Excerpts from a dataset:
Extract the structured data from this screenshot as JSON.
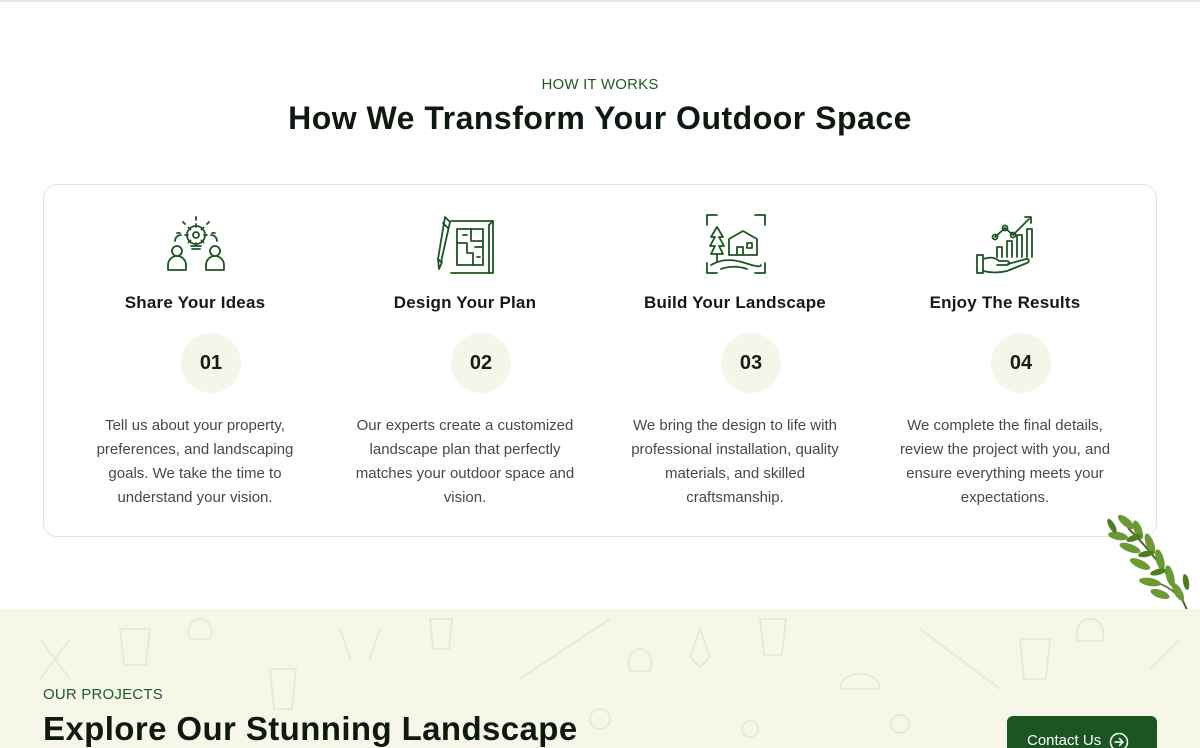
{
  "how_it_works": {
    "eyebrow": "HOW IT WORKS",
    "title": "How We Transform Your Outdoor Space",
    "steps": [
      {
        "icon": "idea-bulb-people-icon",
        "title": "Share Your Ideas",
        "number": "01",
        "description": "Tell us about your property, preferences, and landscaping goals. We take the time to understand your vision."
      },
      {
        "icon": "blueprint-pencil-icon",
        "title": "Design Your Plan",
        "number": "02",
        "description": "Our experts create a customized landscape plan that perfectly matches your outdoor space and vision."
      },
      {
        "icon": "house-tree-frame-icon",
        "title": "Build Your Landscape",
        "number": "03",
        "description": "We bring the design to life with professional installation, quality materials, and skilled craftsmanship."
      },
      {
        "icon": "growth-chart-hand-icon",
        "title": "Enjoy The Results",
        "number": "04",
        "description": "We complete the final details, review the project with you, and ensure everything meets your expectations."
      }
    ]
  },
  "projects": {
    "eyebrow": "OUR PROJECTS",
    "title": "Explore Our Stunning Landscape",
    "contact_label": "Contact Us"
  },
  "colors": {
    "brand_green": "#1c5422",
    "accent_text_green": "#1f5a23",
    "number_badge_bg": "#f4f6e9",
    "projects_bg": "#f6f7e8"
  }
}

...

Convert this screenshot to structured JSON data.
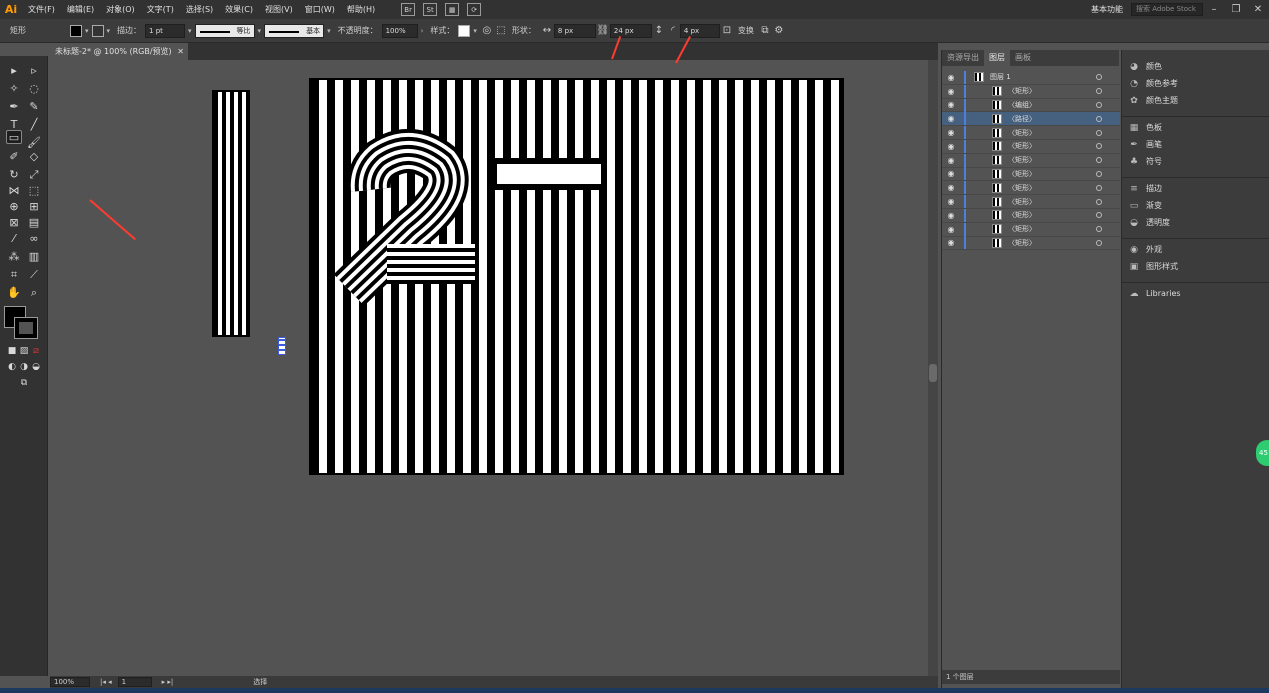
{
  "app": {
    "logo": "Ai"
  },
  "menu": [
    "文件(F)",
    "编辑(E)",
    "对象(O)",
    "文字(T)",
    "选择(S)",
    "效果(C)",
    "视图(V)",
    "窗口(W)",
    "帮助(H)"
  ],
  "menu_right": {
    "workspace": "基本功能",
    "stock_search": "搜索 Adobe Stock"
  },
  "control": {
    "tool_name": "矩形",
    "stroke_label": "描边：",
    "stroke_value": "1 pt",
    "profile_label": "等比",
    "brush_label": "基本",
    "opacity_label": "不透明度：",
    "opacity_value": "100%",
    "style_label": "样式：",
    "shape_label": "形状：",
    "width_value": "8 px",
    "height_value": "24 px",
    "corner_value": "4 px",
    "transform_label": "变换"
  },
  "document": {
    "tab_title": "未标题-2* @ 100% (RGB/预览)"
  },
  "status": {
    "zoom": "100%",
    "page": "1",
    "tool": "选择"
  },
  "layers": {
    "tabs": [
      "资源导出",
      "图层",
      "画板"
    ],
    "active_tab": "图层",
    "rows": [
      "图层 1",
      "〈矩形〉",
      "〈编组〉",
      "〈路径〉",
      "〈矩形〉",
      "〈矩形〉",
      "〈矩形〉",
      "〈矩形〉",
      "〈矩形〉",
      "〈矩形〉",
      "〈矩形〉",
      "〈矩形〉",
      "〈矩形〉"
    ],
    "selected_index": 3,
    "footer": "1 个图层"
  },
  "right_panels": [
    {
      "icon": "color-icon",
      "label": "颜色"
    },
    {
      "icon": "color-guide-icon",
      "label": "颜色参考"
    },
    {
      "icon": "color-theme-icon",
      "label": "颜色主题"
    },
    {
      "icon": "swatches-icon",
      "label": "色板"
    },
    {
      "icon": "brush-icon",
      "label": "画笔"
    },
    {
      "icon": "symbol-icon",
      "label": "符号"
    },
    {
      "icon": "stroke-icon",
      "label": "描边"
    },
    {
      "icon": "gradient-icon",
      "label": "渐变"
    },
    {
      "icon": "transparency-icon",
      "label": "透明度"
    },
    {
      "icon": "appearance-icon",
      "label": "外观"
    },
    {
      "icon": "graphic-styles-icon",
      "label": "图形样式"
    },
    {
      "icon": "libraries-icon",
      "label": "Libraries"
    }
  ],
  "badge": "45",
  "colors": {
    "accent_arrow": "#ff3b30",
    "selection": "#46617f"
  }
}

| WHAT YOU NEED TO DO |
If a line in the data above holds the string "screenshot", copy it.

| ANSWER BELOW |
Extract the structured data from this screenshot as JSON.
Convert this screenshot to structured JSON data.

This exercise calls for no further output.